Port-wine Stains

September 14, 2005
Alexander K. C. Leung, MD

,
C. Pion Kao, MD

These lesions are always present at birth. They consist of mature dilated capillaries and represent a permanent developmental defect. They are red to purple, macular, and sharply circumscribed. They are usually unilateral and may occur anywhere on the body, although they tend to favor the face. Unlike salmon patches, port-wine stains do not fade; in fact, they tend to darken and become nodular with age.

These lesions are always present at birth. They consist of mature dilated capillaries and represent a permanent developmental defect.
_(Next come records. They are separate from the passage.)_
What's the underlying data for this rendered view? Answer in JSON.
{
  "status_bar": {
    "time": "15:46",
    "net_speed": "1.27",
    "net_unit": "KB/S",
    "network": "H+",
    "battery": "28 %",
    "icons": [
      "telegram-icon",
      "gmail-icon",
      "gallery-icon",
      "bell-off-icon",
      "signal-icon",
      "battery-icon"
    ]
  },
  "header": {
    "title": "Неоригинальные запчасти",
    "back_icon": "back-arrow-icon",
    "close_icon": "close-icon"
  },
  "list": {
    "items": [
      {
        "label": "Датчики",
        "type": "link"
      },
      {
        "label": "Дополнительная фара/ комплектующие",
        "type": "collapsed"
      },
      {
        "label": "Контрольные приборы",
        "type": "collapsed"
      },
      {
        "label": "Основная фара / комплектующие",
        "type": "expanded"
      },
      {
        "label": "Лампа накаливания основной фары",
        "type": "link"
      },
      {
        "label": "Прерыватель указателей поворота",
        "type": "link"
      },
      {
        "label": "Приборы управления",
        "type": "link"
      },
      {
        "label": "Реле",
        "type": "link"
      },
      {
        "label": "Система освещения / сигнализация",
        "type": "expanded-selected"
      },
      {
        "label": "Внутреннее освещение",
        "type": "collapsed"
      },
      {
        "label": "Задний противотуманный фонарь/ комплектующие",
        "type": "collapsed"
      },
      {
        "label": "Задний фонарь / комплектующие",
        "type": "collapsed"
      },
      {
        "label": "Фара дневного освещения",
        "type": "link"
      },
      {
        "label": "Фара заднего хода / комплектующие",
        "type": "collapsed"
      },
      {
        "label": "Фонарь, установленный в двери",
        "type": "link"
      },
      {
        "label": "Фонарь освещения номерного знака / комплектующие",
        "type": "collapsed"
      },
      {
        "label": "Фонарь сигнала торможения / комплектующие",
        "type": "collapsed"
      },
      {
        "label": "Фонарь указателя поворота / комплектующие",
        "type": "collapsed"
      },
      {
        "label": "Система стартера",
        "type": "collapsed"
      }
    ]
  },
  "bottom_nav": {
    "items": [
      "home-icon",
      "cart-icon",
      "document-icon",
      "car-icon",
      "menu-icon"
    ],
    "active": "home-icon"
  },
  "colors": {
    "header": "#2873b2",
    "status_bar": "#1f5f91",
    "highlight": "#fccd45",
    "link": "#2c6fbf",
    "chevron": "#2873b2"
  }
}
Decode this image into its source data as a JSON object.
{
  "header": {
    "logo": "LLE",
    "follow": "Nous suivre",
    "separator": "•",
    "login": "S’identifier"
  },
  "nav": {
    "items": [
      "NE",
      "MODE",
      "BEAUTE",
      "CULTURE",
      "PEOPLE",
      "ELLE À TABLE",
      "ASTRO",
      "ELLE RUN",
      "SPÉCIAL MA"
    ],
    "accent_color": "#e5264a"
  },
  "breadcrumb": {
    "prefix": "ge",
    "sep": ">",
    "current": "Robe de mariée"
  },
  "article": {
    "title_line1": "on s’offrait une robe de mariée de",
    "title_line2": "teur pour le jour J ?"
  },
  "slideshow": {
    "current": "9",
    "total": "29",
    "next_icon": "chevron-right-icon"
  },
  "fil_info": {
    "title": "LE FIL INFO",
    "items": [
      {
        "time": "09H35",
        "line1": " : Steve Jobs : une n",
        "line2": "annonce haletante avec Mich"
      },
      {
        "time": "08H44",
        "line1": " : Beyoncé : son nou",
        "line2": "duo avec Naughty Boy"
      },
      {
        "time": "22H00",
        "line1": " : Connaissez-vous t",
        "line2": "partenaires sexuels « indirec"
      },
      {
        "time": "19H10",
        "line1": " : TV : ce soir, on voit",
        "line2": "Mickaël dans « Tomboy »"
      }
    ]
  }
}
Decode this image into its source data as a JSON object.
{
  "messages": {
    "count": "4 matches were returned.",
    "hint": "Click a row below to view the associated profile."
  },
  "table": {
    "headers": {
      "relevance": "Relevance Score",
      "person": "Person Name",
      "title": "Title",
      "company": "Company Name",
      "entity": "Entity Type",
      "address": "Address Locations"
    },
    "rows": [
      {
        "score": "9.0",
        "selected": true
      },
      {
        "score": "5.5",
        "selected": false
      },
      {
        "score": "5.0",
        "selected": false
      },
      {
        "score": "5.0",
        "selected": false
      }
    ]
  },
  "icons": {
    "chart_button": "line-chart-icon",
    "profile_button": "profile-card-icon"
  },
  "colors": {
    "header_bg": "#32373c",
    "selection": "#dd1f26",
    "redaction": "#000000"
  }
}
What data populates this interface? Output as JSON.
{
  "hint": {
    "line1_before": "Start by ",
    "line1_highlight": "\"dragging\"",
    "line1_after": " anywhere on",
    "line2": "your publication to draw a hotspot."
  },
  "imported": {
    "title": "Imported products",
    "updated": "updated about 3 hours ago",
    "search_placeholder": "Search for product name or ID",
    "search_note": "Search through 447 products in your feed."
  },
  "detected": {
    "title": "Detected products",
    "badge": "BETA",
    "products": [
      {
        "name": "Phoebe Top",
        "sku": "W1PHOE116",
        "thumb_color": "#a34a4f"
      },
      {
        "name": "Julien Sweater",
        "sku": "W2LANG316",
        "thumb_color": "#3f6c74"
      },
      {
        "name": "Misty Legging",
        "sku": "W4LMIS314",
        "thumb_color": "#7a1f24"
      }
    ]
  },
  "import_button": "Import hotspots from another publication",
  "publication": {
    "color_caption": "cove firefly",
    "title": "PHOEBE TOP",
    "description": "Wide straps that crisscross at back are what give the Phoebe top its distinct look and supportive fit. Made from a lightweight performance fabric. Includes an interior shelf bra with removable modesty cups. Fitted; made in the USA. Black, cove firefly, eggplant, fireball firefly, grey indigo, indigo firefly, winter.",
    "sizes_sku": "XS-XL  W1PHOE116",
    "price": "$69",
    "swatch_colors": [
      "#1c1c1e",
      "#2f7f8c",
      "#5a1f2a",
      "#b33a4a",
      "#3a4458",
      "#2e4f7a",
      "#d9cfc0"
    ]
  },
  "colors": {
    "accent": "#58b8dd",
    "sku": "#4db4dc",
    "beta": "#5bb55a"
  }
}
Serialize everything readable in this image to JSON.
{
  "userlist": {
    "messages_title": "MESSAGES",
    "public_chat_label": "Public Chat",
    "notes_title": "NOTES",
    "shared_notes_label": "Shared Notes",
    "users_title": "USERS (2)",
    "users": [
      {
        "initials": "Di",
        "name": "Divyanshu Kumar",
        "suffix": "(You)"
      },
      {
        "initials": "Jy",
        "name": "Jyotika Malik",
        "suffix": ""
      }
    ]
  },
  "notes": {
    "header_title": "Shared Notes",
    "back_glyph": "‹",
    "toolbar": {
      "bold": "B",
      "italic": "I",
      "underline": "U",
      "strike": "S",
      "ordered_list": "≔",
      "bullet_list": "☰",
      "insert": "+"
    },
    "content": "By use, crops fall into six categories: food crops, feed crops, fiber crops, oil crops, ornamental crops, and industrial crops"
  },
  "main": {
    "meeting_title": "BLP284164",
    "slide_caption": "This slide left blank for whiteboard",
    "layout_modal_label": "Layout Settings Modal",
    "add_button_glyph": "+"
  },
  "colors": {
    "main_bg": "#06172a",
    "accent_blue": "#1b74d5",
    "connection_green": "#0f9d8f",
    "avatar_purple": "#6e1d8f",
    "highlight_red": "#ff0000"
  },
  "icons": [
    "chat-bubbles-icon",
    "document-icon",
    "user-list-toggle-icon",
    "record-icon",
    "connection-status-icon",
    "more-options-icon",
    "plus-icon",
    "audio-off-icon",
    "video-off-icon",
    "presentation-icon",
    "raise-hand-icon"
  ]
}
They are red to purple, macular, and sharply circumscribed (A). They are usually unilateral and may occur anywhere on the body, although they tend to favor the face. Unlike salmon patches, port-wine stains do not fade; in fact, they tend to darken and become nodular with age.

If the lesions are present in the trigeminal area (B), they may be associated with a vascular malformation of the ipsilateral meninges and cerebral cortex (Sturge-Weber syndrome). Port-wine stains also occur as a component of Klippel-Trnaunay-Weber syndrome and with moderate frequency in other syndromes, such as Rubinstein-Taybi syndrome, Cobb syndrome, Beckwith-Wiedemann syndrome, and trisomy 13 syndrome.

Treatment with the pulsed tunable dye laser is highly effective and should be considered for all children with port-wine stains if the lesion is bothersome or unsightly. Some patients can achieve significantly improved cosmetic appearance with the use of a tinted, waterproof makeup.